This can prove convenient when running multiple services (like an Autodiscover service and a webserver; each running on different ports) from a single IP address. One can, for example, point to and to the DNS entry for, which in turn has an A record which points to the IP address. Then, if the IP address ever changes, one only has to record the change in one place within the network: in the DNS A record for

CNAME records are handled specially in the domain name system, and have several restrictions on their use. When a DNS resolver encounters a CNAME record while looking for a regular resource record, it will restart the query using the canonical name instead of the original name.

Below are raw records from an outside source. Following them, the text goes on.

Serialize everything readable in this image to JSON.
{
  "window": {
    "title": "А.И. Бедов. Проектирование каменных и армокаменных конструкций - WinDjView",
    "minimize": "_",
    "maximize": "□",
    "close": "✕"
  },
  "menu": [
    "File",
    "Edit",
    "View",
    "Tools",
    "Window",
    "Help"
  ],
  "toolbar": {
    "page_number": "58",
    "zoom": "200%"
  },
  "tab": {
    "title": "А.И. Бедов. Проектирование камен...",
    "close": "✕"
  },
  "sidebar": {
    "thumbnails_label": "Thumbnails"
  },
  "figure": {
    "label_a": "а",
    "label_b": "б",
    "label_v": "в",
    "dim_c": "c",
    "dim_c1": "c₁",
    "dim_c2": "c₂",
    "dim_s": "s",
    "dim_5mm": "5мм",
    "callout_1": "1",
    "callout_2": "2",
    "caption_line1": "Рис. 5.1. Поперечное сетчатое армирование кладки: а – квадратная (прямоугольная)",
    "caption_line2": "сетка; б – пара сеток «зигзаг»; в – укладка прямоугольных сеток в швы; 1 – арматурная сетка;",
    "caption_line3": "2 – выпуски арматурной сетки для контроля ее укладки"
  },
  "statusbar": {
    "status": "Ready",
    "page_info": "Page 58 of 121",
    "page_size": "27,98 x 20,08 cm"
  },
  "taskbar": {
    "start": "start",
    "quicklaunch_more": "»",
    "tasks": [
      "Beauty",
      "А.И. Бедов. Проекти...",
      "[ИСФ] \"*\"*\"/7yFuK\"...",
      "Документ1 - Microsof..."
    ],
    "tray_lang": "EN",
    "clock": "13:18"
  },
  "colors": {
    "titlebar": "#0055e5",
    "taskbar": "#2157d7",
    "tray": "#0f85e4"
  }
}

See the example below for visualization:

NAME                  TYPE   VALUE
--------------------------------------------------     CNAME     A


  • Information, which is needed to create a working, CNAME in a public DNS is:
  • NAME (The name we want to set eg. Autodiscover)
  • TYPE (The type of the record we want to create, in this case CNAME)
  • VALUE (Where to point the Name)
  • TTL (Time to life for the entry)



An A record maps a domain name to the IP address (IPv4) of the computer hosting the domain. Simply put, an A record is used to find the IP address of a computer connected to the internet from a name.

The A in A record stands for Address. Whenever you visit a web site, send an email, connect to Twitter or Facebook or do almost anything on the Internet, the address you enter is a series of words connected with dots.

For example, to access the DNSimple website you enter At our name server there is an A record that points to the IP address This means that a request from your browser to is directed to the server with IP address

A Records are the simplest type of DNS records, yet one of the primary records used in DNS servers.


General Tipp: If you want to check existing entries of the different DNS settings for a Domain, you simply can use PowerShell and run the following command:

nslookup -q=a

By using the –q= part of the command, the variable is the last letter. In the shown example I have used the letter “a”. This stays for the A-Record.

Here some examples for other options:

A       =   A-Record
TXT     =   TXT
SRV     =   SRV




Differences between the A and CNAME records

The A and CNAME records are the two common ways to map a host name (name hereafter) to one or more IP address. Before going ahead, it’s important that we really understand the differences between these two records. I’ll keep it simple.

The A record points a name to a specific IP. For example, if we want the name to point to the server we will configure:  A

The CNAME record points a name to another name, instead of an IP. The CNAME source represents an alias for the target name and inherits its entire resolution chain.